**Instructions for the task:** Among the entries beneath this sentence, how many lines include the word "data"? Only the number is wanted.

(Provided records Opens)

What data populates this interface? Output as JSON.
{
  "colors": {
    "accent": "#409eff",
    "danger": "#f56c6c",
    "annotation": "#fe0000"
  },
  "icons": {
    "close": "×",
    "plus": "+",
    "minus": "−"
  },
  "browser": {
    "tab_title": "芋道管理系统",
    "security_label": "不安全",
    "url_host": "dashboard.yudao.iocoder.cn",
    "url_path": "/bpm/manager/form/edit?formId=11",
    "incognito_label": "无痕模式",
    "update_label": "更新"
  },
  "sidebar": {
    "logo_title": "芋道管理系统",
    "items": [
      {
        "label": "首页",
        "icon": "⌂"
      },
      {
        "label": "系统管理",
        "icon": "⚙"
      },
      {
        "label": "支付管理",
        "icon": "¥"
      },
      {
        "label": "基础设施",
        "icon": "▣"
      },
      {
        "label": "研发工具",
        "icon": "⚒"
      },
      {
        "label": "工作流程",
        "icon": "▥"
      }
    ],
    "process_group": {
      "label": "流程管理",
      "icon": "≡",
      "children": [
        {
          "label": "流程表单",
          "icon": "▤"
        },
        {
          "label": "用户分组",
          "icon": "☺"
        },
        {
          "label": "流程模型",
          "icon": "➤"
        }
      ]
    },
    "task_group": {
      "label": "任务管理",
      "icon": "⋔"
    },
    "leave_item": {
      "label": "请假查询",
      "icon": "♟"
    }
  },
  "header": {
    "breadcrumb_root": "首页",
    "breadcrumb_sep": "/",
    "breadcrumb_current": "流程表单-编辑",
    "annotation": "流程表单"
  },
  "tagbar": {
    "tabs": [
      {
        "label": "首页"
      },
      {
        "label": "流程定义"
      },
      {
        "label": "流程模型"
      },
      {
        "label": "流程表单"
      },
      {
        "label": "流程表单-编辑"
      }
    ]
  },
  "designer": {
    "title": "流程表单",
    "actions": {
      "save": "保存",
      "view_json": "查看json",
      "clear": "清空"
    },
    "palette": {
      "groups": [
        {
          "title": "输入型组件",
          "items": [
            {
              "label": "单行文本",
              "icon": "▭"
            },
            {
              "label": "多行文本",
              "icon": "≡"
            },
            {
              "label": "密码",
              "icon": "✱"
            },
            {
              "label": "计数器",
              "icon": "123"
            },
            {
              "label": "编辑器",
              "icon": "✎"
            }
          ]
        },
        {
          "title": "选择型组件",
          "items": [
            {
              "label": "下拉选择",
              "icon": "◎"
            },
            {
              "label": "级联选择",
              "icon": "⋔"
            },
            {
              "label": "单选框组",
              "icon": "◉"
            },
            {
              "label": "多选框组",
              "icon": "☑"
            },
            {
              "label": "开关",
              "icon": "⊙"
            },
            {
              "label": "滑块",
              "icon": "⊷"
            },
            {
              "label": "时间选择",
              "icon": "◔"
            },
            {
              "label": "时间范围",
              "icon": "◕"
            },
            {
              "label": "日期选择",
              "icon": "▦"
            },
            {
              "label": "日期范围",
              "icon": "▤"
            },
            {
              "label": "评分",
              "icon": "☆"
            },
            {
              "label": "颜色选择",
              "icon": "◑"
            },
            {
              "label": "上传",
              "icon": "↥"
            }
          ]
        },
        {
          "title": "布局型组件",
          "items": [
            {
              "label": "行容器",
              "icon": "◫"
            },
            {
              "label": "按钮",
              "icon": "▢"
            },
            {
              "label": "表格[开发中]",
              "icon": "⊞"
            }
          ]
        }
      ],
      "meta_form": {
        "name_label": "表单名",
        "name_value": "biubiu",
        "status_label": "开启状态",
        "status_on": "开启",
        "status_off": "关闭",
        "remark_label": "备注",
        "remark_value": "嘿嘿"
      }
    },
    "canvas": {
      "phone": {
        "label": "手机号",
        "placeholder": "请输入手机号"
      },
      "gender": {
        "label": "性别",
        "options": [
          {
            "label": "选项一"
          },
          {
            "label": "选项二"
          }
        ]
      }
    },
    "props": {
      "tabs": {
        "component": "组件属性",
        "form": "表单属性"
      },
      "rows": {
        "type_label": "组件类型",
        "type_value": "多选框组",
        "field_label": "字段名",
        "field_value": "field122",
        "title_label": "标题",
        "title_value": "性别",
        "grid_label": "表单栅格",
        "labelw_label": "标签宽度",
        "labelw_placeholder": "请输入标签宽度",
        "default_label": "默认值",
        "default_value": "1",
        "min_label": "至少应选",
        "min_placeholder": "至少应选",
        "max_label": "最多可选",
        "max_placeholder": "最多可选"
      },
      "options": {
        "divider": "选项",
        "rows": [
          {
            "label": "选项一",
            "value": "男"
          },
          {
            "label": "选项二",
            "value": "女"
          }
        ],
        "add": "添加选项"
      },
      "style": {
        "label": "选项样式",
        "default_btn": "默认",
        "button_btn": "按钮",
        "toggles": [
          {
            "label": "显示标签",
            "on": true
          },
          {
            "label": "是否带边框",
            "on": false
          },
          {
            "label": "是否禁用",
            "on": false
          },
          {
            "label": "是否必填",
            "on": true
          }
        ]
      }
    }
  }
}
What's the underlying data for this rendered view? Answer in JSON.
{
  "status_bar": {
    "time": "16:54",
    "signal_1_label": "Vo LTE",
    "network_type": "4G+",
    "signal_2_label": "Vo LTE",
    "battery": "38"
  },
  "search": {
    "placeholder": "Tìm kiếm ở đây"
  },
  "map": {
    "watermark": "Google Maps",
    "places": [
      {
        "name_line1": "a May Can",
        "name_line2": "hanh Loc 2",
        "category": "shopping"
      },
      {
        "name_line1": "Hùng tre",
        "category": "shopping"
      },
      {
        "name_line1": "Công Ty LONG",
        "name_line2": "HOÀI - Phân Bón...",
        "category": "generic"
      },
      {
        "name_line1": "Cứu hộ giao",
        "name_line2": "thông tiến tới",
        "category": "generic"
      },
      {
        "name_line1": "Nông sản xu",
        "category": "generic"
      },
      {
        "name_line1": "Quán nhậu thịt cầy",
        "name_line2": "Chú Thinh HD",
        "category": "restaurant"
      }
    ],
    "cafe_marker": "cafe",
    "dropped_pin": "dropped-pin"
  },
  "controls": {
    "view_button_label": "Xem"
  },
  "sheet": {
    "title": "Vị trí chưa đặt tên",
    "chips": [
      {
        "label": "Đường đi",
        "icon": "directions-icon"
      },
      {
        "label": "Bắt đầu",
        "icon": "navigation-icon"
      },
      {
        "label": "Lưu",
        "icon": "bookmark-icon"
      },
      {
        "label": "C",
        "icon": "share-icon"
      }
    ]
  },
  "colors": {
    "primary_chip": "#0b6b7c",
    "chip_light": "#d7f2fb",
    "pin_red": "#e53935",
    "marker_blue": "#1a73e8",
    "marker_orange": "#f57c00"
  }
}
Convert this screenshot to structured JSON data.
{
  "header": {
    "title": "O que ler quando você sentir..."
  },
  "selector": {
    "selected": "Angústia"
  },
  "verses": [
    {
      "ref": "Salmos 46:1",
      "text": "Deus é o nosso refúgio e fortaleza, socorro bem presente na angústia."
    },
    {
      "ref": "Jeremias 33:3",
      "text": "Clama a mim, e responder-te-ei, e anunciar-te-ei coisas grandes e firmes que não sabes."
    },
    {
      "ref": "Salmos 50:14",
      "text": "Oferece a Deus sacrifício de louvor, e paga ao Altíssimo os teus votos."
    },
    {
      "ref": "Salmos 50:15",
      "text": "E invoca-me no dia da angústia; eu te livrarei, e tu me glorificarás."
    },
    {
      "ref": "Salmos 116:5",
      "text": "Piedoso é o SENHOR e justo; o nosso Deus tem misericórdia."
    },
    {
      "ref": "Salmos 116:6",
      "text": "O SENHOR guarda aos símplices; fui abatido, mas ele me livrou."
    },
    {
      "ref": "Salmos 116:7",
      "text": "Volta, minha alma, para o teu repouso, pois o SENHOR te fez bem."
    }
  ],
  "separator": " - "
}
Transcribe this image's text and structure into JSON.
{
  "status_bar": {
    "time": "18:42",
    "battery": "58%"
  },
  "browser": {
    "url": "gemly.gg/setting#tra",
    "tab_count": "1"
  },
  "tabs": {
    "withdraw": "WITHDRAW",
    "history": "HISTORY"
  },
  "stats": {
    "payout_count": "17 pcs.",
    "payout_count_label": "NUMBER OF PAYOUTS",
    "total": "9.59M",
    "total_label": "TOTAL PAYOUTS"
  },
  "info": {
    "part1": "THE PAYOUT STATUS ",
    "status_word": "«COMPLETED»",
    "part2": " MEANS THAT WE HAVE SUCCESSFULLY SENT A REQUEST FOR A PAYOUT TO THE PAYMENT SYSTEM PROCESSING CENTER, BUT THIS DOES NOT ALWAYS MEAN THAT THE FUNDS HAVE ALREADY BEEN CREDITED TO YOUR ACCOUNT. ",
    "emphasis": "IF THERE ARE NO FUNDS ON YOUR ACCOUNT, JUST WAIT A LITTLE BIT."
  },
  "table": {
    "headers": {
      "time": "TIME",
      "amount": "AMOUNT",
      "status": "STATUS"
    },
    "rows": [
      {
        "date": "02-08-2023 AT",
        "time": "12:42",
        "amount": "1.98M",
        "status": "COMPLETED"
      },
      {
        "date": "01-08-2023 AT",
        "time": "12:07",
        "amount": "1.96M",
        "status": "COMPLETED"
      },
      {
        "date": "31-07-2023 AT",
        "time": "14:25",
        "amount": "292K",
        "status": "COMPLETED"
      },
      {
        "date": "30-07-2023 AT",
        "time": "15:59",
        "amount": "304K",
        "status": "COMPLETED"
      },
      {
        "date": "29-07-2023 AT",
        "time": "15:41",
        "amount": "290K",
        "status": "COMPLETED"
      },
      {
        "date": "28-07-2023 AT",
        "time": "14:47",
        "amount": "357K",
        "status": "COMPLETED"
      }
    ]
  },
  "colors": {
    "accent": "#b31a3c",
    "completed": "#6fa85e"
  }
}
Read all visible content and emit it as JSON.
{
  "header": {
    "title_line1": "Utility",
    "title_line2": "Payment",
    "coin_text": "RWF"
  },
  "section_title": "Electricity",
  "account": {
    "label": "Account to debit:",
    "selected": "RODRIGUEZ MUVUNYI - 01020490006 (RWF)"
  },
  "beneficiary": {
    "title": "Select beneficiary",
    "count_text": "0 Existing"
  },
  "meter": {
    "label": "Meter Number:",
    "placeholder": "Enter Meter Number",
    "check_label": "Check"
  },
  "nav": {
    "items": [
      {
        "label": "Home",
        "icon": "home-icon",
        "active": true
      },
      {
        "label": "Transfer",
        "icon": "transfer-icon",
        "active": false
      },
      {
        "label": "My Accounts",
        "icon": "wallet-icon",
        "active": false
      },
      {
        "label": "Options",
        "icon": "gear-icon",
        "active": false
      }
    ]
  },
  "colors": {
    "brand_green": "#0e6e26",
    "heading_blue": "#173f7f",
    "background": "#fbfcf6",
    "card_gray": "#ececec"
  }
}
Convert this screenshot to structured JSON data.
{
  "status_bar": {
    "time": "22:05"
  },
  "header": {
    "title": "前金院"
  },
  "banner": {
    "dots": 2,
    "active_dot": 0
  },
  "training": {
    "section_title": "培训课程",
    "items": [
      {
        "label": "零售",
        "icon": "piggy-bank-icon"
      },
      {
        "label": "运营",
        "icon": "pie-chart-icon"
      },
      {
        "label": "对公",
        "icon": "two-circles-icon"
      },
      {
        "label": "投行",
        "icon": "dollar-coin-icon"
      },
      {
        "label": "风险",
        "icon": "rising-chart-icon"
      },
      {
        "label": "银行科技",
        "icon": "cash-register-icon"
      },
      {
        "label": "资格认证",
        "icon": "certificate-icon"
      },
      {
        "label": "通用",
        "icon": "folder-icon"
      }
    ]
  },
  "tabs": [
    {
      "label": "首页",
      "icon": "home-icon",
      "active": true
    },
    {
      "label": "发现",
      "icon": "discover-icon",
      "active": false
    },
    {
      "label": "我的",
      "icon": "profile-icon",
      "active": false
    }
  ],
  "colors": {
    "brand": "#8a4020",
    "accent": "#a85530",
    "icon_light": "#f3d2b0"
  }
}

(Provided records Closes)

**Written answer:** 4